Michigan Team Investigates the urbanicity of Malaria Transmission in Malawi
Malaria is associated with the poorest and most underdeveloped parts of the world—so much so that a major determinant of malaria is poverty itself. Within developing countries, however, malaria transmission is heterogeneous: rural areas experience high burdens of infection and mortality while urban areas experience almost no local transmission.
Using Malawi as a test case, a team led by U-M School of Public Health epidemiology professors Dr. Mark L. Wilson and Dr. Joseph Eisenberg and the School of Natural Resources’ adjunct assistant professor Dr. Peter Larson identified factors traditionally associated with malaria, such as proximity to water sources (mosquito breeding locations), as well as factors associated with economic development and social services, like proximity to transportation infrastructure and health services. Ultimately they found that urbanicity varies across the landscape with urban-like environments in traditionally rural areas and rural-like environments even in major city centers.

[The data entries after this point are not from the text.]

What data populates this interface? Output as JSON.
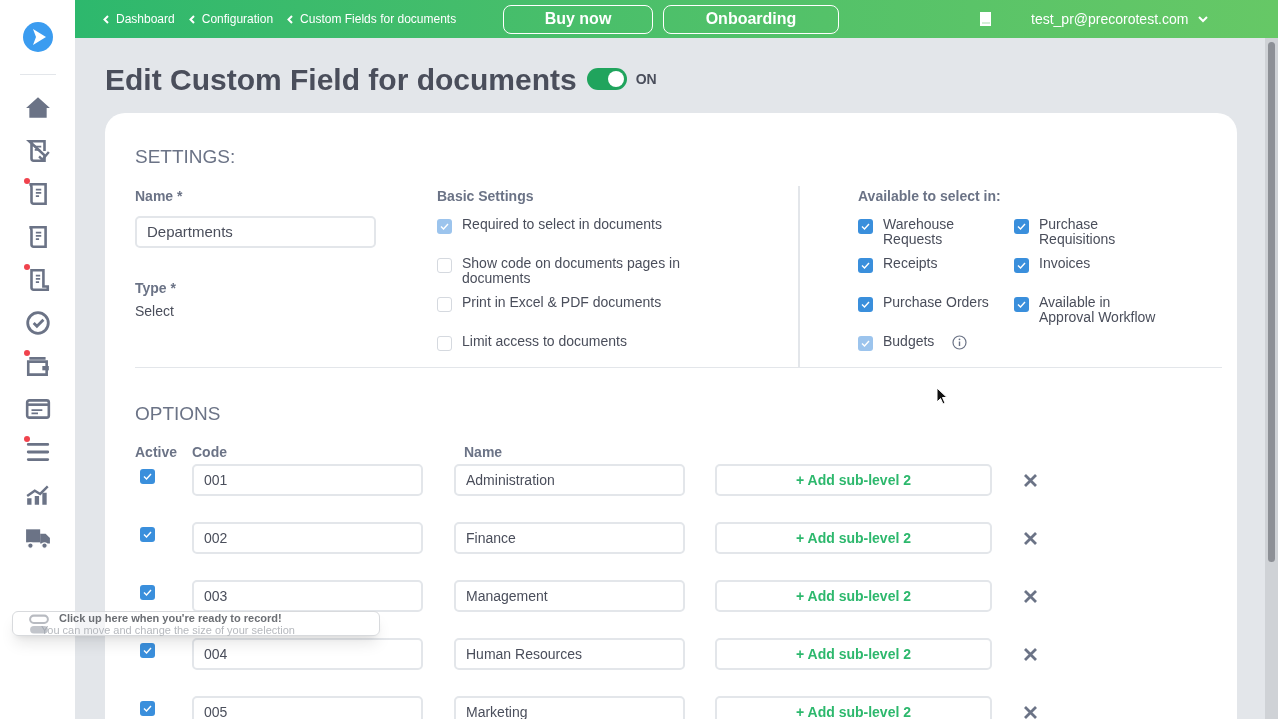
{
  "breadcrumbs": [
    "Dashboard",
    "Configuration",
    "Custom Fields for documents"
  ],
  "header_buttons": [
    "Buy now",
    "Onboarding"
  ],
  "user": {
    "email": "test_pr@precorotest.com"
  },
  "sidebar": {
    "items": [
      {
        "kind": "home",
        "badge": false
      },
      {
        "kind": "doc-check",
        "badge": false
      },
      {
        "kind": "doc",
        "badge": true
      },
      {
        "kind": "doc",
        "badge": false
      },
      {
        "kind": "scroll",
        "badge": true
      },
      {
        "kind": "check-circle",
        "badge": false
      },
      {
        "kind": "wallet",
        "badge": true
      },
      {
        "kind": "card",
        "badge": false
      },
      {
        "kind": "list",
        "badge": true
      },
      {
        "kind": "chart",
        "badge": false
      },
      {
        "kind": "truck",
        "badge": false
      }
    ]
  },
  "page": {
    "title": "Edit Custom Field for documents",
    "toggle": {
      "on": true,
      "label": "ON"
    }
  },
  "settings": {
    "heading": "SETTINGS:",
    "name": {
      "label": "Name *",
      "value": "Departments"
    },
    "type": {
      "label": "Type *",
      "value": "Select"
    },
    "basic": {
      "heading": "Basic Settings",
      "options": [
        {
          "label": "Required to select in documents",
          "checked": true,
          "disabled": true
        },
        {
          "label": "Show code on documents pages in documents",
          "checked": false,
          "disabled": false
        },
        {
          "label": "Print in Excel & PDF documents",
          "checked": false,
          "disabled": false
        },
        {
          "label": "Limit access to documents",
          "checked": false,
          "disabled": false
        }
      ]
    },
    "available": {
      "heading": "Available to select in:",
      "options": [
        {
          "label": "Warehouse Requests",
          "checked": true,
          "disabled": false,
          "info": false
        },
        {
          "label": "Purchase Requisitions",
          "checked": true,
          "disabled": false,
          "info": false
        },
        {
          "label": "Receipts",
          "checked": true,
          "disabled": false,
          "info": false
        },
        {
          "label": "Invoices",
          "checked": true,
          "disabled": false,
          "info": false
        },
        {
          "label": "Purchase Orders",
          "checked": true,
          "disabled": false,
          "info": false
        },
        {
          "label": "Available in Approval Workflow",
          "checked": true,
          "disabled": false,
          "info": false
        },
        {
          "label": "Budgets",
          "checked": true,
          "disabled": true,
          "info": true
        }
      ]
    }
  },
  "options": {
    "heading": "OPTIONS",
    "columns": [
      "Active",
      "Code",
      "Name"
    ],
    "rows": [
      {
        "active": true,
        "code": "001",
        "name": "Administration",
        "add_label": "+ Add sub-level 2"
      },
      {
        "active": true,
        "code": "002",
        "name": "Finance",
        "add_label": "+ Add sub-level 2"
      },
      {
        "active": true,
        "code": "003",
        "name": "Management",
        "add_label": "+ Add sub-level 2"
      },
      {
        "active": true,
        "code": "004",
        "name": "Human Resources",
        "add_label": "+ Add sub-level 2"
      },
      {
        "active": true,
        "code": "005",
        "name": "Marketing",
        "add_label": "+ Add sub-level 2"
      }
    ]
  },
  "toast": {
    "title": "Click up here when you're ready to record!",
    "subtitle": "You can move and change the size of your selection"
  }
}
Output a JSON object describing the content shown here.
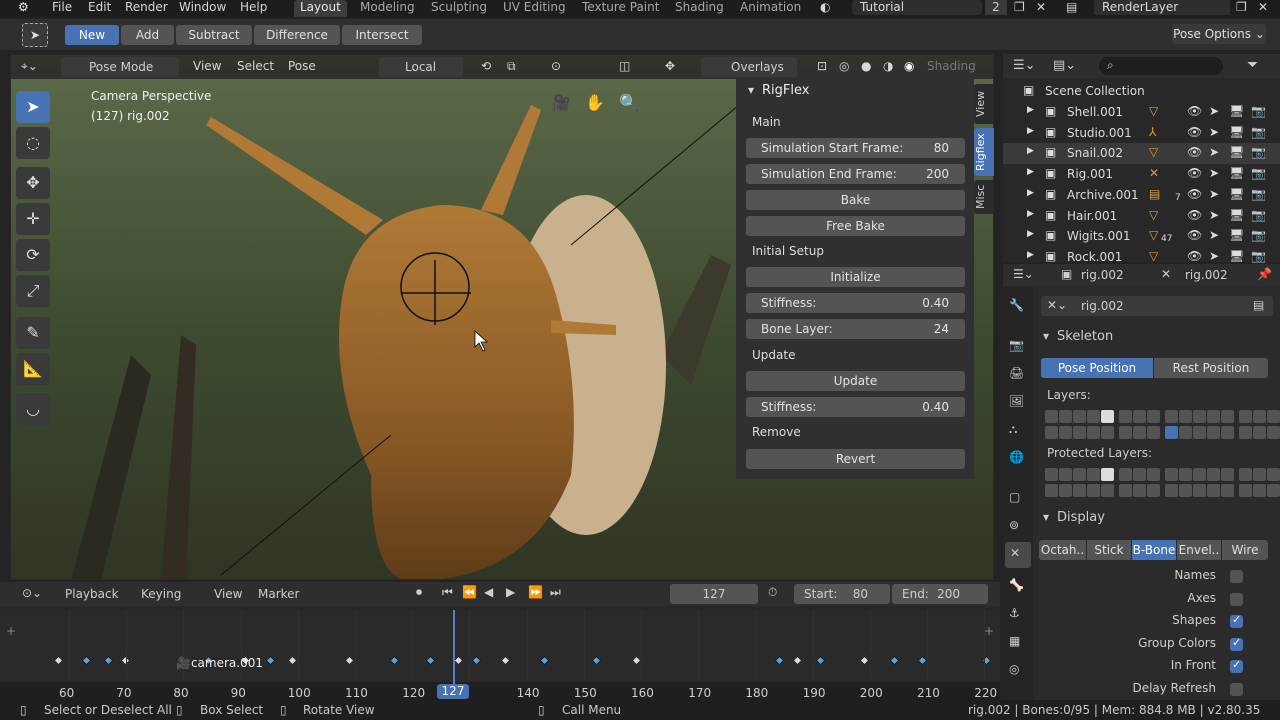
{
  "topbar": {
    "menus": [
      "File",
      "Edit",
      "Render",
      "Window",
      "Help"
    ],
    "workspaces": [
      "Layout",
      "Modeling",
      "Sculpting",
      "UV Editing",
      "Texture Paint",
      "Shading",
      "Animation"
    ],
    "active_workspace": "Layout",
    "scene_name": "Tutorial",
    "scene_count": "2",
    "view_layer": "RenderLayer"
  },
  "toolsettings": {
    "modes": [
      "New",
      "Add",
      "Subtract",
      "Difference",
      "Intersect"
    ],
    "active_mode": "New",
    "pose_options": "Pose Options"
  },
  "viewport": {
    "mode": "Pose Mode",
    "menus": [
      "View",
      "Select",
      "Pose"
    ],
    "orientation": "Local",
    "overlays": "Overlays",
    "shading": "Shading",
    "info_line1": "Camera Perspective",
    "info_line2": "(127) rig.002"
  },
  "npanel": {
    "title": "RigFlex",
    "tabs": [
      "View",
      "Rigflex",
      "Misc"
    ],
    "active_tab": "Rigflex",
    "main_label": "Main",
    "sim_start_label": "Simulation Start Frame:",
    "sim_start_value": "80",
    "sim_end_label": "Simulation End Frame:",
    "sim_end_value": "200",
    "bake": "Bake",
    "free_bake": "Free Bake",
    "initial_setup_label": "Initial Setup",
    "initialize": "Initialize",
    "stiffness_label": "Stiffness:",
    "stiffness_value": "0.40",
    "bone_layer_label": "Bone Layer:",
    "bone_layer_value": "24",
    "update_label": "Update",
    "update": "Update",
    "stiffness2_label": "Stiffness:",
    "stiffness2_value": "0.40",
    "remove_label": "Remove",
    "revert": "Revert"
  },
  "outliner": {
    "root": "Scene Collection",
    "items": [
      "Shell.001",
      "Studio.001",
      "Snail.002",
      "Rig.001",
      "Archive.001",
      "Hair.001",
      "Wigits.001",
      "Rock.001"
    ],
    "badge_archive": "7",
    "badge_wigits": "47"
  },
  "props": {
    "object_name": "rig.002",
    "data_name": "rig.002",
    "datablock": "rig.002",
    "skeleton_label": "Skeleton",
    "pose_position": "Pose Position",
    "rest_position": "Rest Position",
    "layers_label": "Layers:",
    "protected_layers_label": "Protected Layers:",
    "display_label": "Display",
    "display_types": [
      "Octah..",
      "Stick",
      "B-Bone",
      "Envel..",
      "Wire"
    ],
    "active_display": "B-Bone",
    "options": [
      {
        "label": "Names",
        "checked": false
      },
      {
        "label": "Axes",
        "checked": false
      },
      {
        "label": "Shapes",
        "checked": true
      },
      {
        "label": "Group Colors",
        "checked": true
      },
      {
        "label": "In Front",
        "checked": true
      },
      {
        "label": "Delay Refresh",
        "checked": false
      }
    ]
  },
  "timeline": {
    "menus": [
      "Playback",
      "Keying",
      "View",
      "Marker"
    ],
    "current_frame": "127",
    "start_label": "Start:",
    "start_value": "80",
    "end_label": "End:",
    "end_value": "200",
    "marker_name": "camera.001",
    "ticks": [
      "60",
      "70",
      "80",
      "90",
      "100",
      "110",
      "120",
      "127",
      "140",
      "150",
      "160",
      "170",
      "180",
      "190",
      "200",
      "210",
      "220"
    ]
  },
  "status": {
    "select": "Select or Deselect All",
    "box": "Box Select",
    "rotate": "Rotate View",
    "call_menu": "Call Menu",
    "stats": "rig.002 | Bones:0/95 | Mem: 884.8 MB | v2.80.35"
  },
  "colors": {
    "accent": "#4772b3",
    "playhead": "#5680c2",
    "snail": "#a06a2e",
    "shell": "#c9b18e",
    "forest": "#4a5a3a"
  }
}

This new measure was used to better characterize malaria risk along an urbanicity continuum. The researchers discovered that risk did not drop linearly, but instead remained constant for low to mid-level rural environments, then dropped precipitously to eventually reach zero for heavily urbanized areas. Additionally, within politically defined urban areas, rural-like environments exist in which households experience high malaria risk, whereas within politically defined rural areas, there are urban-like environments where risk is quite low. These findings could help improve service delivery by better targeting areas where people live at the greatest risk of infection.
[Photo: (left to right) Dr. Mark Wilson, Dr. Joseph Eisenberg, and Dr. Peter Larson]